* _TASK DIRECTIONS_
Pull every line containing "number" out of the material below.
=== Begin Enclosure ===
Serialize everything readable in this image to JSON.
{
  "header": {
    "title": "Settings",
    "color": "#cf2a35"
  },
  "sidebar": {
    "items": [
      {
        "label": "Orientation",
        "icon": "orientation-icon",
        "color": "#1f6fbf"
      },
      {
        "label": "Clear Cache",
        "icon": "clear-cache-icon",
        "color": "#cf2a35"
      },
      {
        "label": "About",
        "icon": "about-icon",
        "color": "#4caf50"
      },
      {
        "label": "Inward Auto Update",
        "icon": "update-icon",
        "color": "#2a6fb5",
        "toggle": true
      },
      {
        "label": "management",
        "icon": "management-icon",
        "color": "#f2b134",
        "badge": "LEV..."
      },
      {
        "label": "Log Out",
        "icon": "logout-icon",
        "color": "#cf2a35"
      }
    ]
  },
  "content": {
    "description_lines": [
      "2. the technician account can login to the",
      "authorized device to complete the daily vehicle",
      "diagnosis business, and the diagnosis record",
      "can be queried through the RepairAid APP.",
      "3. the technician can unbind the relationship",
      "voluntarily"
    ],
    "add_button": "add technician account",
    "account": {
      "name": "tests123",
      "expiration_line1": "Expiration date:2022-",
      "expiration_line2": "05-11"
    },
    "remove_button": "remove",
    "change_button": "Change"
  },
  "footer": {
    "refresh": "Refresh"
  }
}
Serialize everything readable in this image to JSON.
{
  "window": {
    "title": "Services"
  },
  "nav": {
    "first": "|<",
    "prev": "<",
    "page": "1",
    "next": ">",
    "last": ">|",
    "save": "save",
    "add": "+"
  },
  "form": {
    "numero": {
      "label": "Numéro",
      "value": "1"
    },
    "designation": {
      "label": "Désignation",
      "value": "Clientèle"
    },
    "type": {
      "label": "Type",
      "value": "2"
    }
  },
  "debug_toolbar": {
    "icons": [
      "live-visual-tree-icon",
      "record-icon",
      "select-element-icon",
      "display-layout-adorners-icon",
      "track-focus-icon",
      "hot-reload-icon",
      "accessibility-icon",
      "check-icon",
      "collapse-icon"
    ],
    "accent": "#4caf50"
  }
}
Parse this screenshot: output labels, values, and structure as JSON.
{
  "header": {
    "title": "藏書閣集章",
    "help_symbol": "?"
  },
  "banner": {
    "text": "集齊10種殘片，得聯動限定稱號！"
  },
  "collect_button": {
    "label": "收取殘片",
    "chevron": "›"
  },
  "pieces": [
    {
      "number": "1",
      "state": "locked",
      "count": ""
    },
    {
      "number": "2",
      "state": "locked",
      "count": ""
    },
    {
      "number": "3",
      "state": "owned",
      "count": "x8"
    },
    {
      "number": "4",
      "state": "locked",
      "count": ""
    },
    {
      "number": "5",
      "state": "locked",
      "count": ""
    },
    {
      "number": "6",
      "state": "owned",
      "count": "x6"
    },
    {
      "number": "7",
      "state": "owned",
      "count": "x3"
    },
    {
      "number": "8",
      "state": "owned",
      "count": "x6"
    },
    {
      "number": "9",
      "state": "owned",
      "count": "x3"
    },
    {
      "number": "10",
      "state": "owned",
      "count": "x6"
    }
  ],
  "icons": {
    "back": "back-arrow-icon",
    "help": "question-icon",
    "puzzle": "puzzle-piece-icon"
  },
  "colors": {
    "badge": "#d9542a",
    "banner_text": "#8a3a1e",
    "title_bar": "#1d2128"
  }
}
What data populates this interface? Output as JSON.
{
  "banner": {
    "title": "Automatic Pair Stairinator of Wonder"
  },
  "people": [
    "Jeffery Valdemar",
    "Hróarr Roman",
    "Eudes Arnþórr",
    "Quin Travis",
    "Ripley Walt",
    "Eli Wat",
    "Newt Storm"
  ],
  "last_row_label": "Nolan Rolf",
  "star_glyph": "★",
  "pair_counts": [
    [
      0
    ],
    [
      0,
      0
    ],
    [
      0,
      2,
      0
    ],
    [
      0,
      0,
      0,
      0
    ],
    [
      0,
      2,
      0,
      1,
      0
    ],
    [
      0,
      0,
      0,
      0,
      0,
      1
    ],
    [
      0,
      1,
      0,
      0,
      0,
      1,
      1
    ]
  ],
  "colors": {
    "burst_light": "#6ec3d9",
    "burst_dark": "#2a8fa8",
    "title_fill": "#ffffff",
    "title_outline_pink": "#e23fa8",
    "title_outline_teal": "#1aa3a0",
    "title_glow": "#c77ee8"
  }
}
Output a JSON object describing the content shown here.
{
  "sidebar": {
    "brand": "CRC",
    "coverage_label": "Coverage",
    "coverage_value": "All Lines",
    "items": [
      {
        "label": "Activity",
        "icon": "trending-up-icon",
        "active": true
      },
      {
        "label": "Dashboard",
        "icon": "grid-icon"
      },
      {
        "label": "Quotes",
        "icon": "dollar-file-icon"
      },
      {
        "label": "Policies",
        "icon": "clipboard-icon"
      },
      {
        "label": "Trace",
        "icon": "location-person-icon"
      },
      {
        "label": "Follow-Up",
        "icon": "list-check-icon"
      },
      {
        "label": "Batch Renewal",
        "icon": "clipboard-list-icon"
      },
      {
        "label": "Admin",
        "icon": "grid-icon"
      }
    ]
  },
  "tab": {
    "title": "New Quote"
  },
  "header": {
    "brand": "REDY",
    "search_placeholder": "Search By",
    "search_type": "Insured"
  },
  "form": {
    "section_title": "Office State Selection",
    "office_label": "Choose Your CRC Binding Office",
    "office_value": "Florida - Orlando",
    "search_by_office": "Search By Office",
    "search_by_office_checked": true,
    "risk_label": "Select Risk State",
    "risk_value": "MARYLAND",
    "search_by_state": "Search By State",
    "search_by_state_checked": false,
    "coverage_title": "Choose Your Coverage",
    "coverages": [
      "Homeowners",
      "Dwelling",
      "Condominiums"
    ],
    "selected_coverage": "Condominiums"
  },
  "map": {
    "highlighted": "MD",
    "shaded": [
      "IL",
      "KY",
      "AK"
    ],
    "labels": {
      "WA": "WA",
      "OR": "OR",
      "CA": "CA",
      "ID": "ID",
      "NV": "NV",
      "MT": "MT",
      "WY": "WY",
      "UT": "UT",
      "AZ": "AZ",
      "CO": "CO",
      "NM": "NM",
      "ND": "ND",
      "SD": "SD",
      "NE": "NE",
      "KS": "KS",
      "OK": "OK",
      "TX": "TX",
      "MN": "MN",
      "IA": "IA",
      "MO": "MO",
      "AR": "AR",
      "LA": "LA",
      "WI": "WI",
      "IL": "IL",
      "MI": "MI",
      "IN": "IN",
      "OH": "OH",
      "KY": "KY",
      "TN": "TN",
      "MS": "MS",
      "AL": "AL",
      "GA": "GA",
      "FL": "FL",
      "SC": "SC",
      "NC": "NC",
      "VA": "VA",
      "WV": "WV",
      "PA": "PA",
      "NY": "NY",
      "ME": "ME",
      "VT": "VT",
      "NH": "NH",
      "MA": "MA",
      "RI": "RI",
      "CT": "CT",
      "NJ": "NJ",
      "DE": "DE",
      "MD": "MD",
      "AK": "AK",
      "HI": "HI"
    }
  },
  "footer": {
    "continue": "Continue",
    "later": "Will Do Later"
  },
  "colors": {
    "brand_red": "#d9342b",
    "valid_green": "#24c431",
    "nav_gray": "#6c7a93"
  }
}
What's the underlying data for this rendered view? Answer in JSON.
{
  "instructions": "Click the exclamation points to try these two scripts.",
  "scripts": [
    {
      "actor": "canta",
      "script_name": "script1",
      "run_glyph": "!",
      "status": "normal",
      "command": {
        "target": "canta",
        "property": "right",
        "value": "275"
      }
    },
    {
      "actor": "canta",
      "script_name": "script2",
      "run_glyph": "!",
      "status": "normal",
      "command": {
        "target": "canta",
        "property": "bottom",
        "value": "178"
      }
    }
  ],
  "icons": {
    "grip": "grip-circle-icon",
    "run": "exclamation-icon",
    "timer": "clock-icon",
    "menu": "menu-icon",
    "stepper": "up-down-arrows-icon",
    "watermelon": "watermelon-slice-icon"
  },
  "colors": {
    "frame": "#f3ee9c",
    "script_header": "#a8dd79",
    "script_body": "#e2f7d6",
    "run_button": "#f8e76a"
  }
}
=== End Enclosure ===
* _WRITTEN ANSWER_
      "number": "1",
      "number": "2",
      "number": "3",
      "number": "4",
      "number": "5",
      "number": "6",
      "number": "7",
      "number": "8",
      "number": "9",
      "number": "10",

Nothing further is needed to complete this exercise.